---------- Provided data

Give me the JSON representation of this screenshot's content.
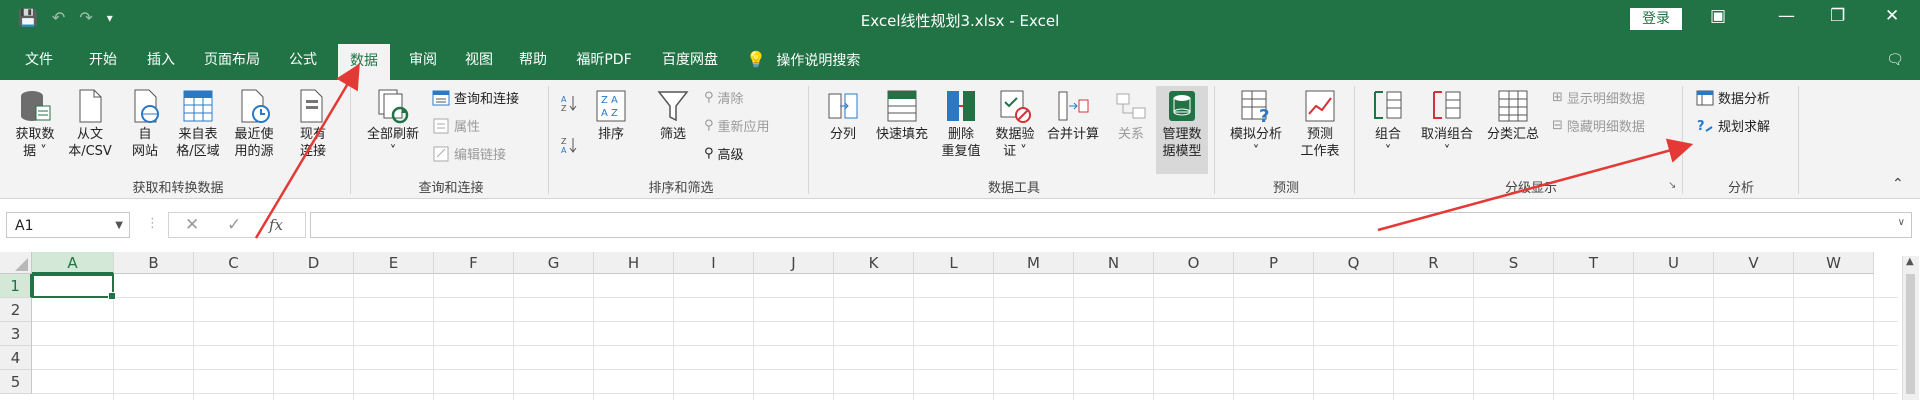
{
  "window": {
    "title": "Excel线性规划3.xlsx  -  Excel",
    "login_label": "登录"
  },
  "qat": {
    "save_icon": "save-icon",
    "undo_icon": "undo-icon",
    "redo_icon": "redo-icon",
    "customize_icon": "customize-qat-icon"
  },
  "tabs": [
    "文件",
    "开始",
    "插入",
    "页面布局",
    "公式",
    "数据",
    "审阅",
    "视图",
    "帮助",
    "福昕PDF",
    "百度网盘",
    "操作说明搜索"
  ],
  "active_tab": "数据",
  "ribbon": {
    "groups": {
      "get_transform": "获取和转换数据",
      "queries": "查询和连接",
      "sort_filter": "排序和筛选",
      "data_tools": "数据工具",
      "forecast": "预测",
      "outline": "分级显示",
      "analysis": "分析"
    },
    "get": {
      "get_data": [
        "获取数",
        "据 ˅"
      ],
      "from_csv": [
        "从文",
        "本/CSV"
      ],
      "from_web": [
        "自",
        "网站"
      ],
      "from_table": [
        "来自表",
        "格/区域"
      ],
      "recent": [
        "最近使",
        "用的源"
      ],
      "existing": [
        "现有",
        "连接"
      ]
    },
    "queries": {
      "refresh_all": [
        "全部刷新",
        "˅"
      ],
      "query_conn": "查询和连接",
      "properties": "属性",
      "edit_links": "编辑链接"
    },
    "sort": {
      "sort": "排序",
      "filter": "筛选",
      "clear": "清除",
      "reapply": "重新应用",
      "advanced": "高级"
    },
    "tools": {
      "split": "分列",
      "flash_fill": "快速填充",
      "remove_dup": [
        "删除",
        "重复值"
      ],
      "validation": [
        "数据验",
        "证 ˅"
      ],
      "consolidate": "合并计算",
      "relations": "关系",
      "data_model": [
        "管理数",
        "据模型"
      ]
    },
    "forecast": {
      "what_if": [
        "模拟分析",
        "˅"
      ],
      "sheet": [
        "预测",
        "工作表"
      ]
    },
    "outline": {
      "group": [
        "组合",
        "˅"
      ],
      "ungroup": [
        "取消组合",
        "˅"
      ],
      "subtotal": "分类汇总",
      "show_detail": "显示明细数据",
      "hide_detail": "隐藏明细数据"
    },
    "analysis": {
      "data_analysis": "数据分析",
      "solver": "规划求解"
    }
  },
  "formula_bar": {
    "name_box": "A1",
    "cancel_icon": "cancel-icon",
    "enter_icon": "enter-icon",
    "fx": "fx",
    "value": ""
  },
  "grid": {
    "columns": [
      "A",
      "B",
      "C",
      "D",
      "E",
      "F",
      "G",
      "H",
      "I",
      "J",
      "K",
      "L",
      "M",
      "N",
      "O",
      "P",
      "Q",
      "R",
      "S",
      "T",
      "U",
      "V",
      "W"
    ],
    "rows": [
      "1",
      "2",
      "3",
      "4",
      "5"
    ],
    "selected_cell": "A1"
  },
  "colors": {
    "brand": "#217346",
    "annotation": "#e53935"
  }
}
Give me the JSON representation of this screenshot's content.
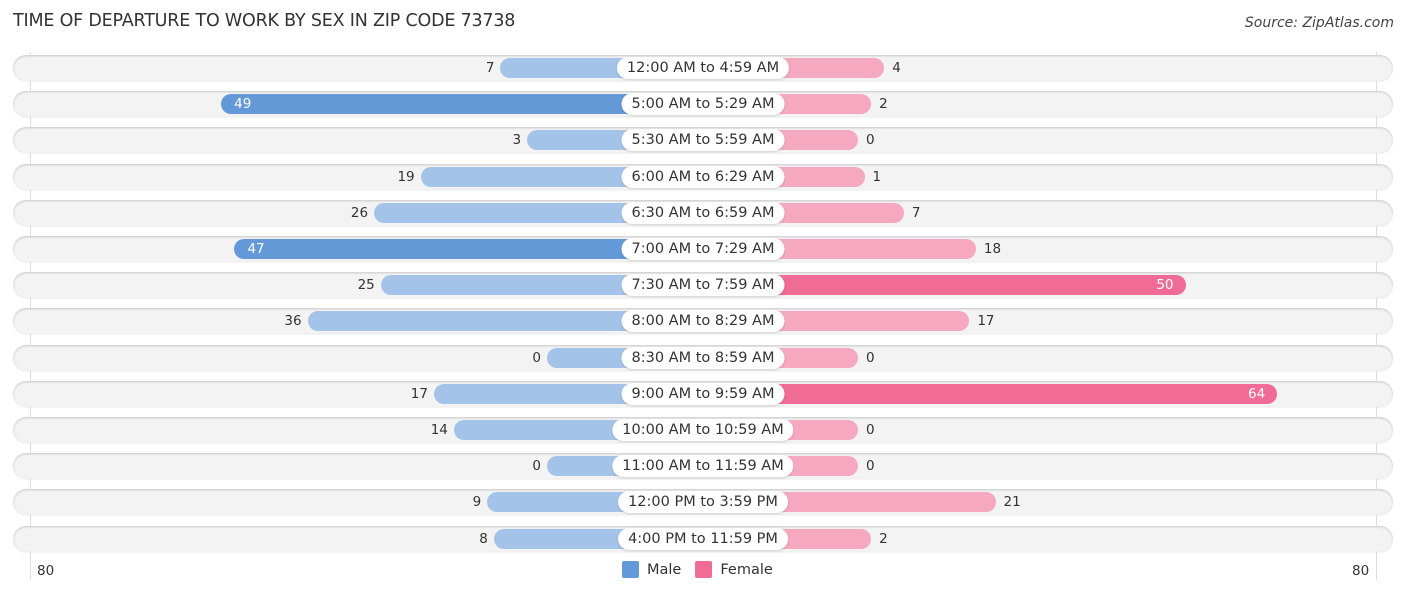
{
  "title": "TIME OF DEPARTURE TO WORK BY SEX IN ZIP CODE 73738",
  "source": "Source: ZipAtlas.com",
  "colors": {
    "male_strong": "#6399d6",
    "male_light": "#a3c3e8",
    "female_strong": "#f06b96",
    "female_light": "#f5a8c0"
  },
  "chart_data": {
    "type": "bar",
    "orientation": "horizontal-diverging",
    "title": "TIME OF DEPARTURE TO WORK BY SEX IN ZIP CODE 73738",
    "categories": [
      "12:00 AM to 4:59 AM",
      "5:00 AM to 5:29 AM",
      "5:30 AM to 5:59 AM",
      "6:00 AM to 6:29 AM",
      "6:30 AM to 6:59 AM",
      "7:00 AM to 7:29 AM",
      "7:30 AM to 7:59 AM",
      "8:00 AM to 8:29 AM",
      "8:30 AM to 8:59 AM",
      "9:00 AM to 9:59 AM",
      "10:00 AM to 10:59 AM",
      "11:00 AM to 11:59 AM",
      "12:00 PM to 3:59 PM",
      "4:00 PM to 11:59 PM"
    ],
    "series": [
      {
        "name": "Male",
        "values": [
          7,
          49,
          3,
          19,
          26,
          47,
          25,
          36,
          0,
          17,
          14,
          0,
          9,
          8
        ]
      },
      {
        "name": "Female",
        "values": [
          4,
          2,
          0,
          1,
          7,
          18,
          50,
          17,
          0,
          64,
          0,
          0,
          21,
          2
        ]
      }
    ],
    "xlim": [
      -80,
      80
    ],
    "axis_labels": {
      "left": "80",
      "right": "80"
    },
    "legend": {
      "position": "bottom-center",
      "entries": [
        "Male",
        "Female"
      ]
    },
    "grid": false
  }
}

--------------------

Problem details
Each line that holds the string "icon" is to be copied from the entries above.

Written response
    "save_icon": "save-icon",
    "undo_icon": "undo-icon",
    "redo_icon": "redo-icon",
    "customize_icon": "customize-qat-icon"
    "cancel_icon": "cancel-icon",
    "enter_icon": "enter-icon",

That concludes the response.